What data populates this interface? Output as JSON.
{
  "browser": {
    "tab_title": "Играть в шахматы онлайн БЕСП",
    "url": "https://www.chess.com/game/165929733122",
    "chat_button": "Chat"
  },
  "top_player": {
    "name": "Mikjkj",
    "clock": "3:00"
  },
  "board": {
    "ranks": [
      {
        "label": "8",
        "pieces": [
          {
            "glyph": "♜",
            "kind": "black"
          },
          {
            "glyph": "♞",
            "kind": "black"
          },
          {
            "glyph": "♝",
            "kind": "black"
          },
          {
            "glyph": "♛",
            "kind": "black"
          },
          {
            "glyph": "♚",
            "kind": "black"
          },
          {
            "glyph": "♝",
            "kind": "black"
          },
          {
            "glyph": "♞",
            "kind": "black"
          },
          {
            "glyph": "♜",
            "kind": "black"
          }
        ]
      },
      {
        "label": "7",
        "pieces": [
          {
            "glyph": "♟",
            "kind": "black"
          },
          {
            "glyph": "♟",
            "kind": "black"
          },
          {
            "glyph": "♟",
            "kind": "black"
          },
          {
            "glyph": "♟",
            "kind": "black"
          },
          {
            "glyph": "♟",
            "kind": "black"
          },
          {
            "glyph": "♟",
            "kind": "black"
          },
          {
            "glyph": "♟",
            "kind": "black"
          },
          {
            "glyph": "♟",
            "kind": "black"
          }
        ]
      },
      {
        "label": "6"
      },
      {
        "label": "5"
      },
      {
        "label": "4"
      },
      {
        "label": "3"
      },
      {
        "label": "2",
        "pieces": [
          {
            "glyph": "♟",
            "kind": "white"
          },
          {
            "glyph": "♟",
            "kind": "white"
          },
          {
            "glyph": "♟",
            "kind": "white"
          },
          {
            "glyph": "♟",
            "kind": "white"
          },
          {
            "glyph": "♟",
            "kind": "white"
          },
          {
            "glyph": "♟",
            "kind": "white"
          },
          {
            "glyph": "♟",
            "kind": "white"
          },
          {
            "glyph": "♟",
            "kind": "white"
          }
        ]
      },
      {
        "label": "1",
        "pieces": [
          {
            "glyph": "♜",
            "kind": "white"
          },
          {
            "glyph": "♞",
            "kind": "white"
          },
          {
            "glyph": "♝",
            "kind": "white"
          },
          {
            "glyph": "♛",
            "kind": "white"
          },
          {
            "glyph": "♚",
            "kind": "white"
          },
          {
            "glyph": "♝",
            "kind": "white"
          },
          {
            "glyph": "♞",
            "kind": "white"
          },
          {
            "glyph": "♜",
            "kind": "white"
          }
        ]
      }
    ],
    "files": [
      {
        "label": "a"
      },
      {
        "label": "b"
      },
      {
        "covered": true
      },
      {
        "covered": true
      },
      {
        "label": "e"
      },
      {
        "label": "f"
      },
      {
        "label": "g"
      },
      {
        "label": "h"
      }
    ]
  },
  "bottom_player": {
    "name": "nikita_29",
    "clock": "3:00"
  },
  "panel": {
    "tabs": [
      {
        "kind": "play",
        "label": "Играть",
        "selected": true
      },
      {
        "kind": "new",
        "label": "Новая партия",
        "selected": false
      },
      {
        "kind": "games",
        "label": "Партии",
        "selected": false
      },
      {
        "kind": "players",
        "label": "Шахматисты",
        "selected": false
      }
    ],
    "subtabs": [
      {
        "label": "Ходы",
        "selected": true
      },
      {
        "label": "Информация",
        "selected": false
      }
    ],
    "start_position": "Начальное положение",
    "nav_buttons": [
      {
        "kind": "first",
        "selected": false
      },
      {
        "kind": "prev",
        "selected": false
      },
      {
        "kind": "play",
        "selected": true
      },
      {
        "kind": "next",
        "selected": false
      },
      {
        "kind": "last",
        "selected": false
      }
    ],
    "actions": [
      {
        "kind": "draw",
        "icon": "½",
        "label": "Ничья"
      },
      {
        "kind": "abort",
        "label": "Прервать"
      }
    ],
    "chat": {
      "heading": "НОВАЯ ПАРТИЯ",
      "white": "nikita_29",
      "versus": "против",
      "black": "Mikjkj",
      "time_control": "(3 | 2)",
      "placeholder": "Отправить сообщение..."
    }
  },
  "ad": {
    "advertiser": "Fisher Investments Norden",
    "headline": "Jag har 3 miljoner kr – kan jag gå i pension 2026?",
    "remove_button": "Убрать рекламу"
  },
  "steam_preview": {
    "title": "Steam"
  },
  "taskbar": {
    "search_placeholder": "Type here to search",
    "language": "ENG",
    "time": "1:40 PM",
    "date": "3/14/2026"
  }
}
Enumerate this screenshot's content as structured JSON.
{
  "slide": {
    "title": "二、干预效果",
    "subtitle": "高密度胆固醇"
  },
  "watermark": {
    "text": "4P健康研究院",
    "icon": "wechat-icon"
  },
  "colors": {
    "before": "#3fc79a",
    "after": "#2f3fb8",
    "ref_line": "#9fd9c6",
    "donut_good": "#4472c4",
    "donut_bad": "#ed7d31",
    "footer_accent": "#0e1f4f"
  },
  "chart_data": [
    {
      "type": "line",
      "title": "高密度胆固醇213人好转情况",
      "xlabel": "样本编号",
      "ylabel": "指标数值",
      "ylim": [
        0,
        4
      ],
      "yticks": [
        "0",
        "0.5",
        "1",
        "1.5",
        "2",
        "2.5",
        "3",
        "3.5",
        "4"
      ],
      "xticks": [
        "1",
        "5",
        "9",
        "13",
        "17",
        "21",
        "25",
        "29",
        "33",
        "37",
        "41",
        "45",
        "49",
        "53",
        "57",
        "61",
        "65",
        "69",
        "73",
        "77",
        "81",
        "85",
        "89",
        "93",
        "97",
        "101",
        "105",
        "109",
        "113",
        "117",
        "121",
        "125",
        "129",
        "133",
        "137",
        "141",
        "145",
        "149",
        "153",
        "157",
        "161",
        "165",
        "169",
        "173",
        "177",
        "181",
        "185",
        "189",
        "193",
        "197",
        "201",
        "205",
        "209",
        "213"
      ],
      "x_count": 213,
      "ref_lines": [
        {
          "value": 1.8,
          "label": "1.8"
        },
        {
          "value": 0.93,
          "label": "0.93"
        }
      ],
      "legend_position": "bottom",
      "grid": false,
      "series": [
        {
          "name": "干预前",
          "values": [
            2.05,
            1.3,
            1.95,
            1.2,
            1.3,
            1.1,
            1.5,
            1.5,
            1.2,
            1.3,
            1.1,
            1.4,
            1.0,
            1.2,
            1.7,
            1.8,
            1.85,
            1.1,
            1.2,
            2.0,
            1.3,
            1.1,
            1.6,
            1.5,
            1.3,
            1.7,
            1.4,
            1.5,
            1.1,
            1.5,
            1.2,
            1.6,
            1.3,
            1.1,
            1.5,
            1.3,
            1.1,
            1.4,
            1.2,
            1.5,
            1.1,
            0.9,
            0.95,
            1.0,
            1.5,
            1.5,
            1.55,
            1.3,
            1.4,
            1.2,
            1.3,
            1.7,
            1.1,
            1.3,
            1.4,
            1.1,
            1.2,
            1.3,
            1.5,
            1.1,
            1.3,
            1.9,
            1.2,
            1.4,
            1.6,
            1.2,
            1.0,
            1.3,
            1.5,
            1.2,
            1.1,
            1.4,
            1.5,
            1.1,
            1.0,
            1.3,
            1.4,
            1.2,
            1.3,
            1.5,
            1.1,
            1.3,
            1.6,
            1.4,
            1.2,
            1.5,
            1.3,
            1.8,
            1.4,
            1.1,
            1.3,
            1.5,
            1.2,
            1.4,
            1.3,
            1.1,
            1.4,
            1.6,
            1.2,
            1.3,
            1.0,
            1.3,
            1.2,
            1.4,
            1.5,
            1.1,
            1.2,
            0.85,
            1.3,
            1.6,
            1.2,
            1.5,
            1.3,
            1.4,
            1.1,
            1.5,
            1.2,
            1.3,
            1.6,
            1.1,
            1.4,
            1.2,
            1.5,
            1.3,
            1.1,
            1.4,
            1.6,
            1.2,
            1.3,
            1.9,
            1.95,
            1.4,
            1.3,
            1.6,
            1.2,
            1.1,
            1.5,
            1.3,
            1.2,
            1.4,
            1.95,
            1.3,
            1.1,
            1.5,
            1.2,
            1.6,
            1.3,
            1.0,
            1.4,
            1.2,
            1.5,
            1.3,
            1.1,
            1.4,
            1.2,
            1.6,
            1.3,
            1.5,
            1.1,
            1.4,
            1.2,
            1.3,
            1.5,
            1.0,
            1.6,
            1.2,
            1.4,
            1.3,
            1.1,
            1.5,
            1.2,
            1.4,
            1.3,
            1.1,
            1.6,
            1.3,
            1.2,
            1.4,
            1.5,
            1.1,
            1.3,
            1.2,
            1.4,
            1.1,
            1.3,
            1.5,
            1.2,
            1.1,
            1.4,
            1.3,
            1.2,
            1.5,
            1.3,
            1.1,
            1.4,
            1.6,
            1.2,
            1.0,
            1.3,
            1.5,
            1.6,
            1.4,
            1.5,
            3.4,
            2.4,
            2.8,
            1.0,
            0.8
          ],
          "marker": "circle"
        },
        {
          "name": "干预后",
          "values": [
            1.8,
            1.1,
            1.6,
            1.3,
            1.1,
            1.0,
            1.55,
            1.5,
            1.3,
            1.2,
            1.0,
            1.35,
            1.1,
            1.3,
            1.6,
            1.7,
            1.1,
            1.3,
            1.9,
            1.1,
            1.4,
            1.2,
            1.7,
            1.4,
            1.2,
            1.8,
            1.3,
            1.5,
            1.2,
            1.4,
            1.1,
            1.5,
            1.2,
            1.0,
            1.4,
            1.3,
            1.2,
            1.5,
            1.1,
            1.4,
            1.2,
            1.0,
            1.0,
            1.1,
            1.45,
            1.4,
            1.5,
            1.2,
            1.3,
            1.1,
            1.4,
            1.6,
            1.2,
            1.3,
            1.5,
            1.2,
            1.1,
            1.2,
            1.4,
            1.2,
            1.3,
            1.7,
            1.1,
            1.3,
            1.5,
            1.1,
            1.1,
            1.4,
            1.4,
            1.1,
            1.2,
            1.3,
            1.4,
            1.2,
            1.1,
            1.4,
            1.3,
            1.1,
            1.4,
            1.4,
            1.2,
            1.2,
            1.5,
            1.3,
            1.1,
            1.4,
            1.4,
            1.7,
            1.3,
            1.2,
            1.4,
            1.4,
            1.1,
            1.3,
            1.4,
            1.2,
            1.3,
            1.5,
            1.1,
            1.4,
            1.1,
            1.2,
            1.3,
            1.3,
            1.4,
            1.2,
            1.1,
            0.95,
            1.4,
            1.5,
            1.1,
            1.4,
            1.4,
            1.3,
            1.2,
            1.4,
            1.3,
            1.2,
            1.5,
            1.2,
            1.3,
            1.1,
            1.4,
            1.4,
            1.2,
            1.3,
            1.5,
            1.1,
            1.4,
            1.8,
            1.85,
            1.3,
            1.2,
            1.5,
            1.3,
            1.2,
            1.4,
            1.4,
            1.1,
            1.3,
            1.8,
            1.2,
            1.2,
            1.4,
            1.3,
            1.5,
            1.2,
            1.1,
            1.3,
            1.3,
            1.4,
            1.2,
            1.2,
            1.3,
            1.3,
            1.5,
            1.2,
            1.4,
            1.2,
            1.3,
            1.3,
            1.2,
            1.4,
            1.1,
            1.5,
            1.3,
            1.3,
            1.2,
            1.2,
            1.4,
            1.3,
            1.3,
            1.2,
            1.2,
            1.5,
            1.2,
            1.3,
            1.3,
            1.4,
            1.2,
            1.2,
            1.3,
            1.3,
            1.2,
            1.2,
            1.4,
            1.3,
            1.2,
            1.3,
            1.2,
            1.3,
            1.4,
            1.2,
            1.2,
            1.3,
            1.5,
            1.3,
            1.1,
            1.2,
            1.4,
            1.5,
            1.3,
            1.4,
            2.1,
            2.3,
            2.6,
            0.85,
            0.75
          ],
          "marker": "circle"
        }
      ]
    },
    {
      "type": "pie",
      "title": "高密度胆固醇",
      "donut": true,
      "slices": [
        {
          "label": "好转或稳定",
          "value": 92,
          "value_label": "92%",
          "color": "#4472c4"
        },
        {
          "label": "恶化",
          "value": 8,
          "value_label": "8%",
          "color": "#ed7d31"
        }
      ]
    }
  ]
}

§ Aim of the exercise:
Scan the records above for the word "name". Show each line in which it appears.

§ Written solution:
    "name": "Mikjkj",
    "name": "nikita_29",
          "name": "干预前",
          "name": "干预后",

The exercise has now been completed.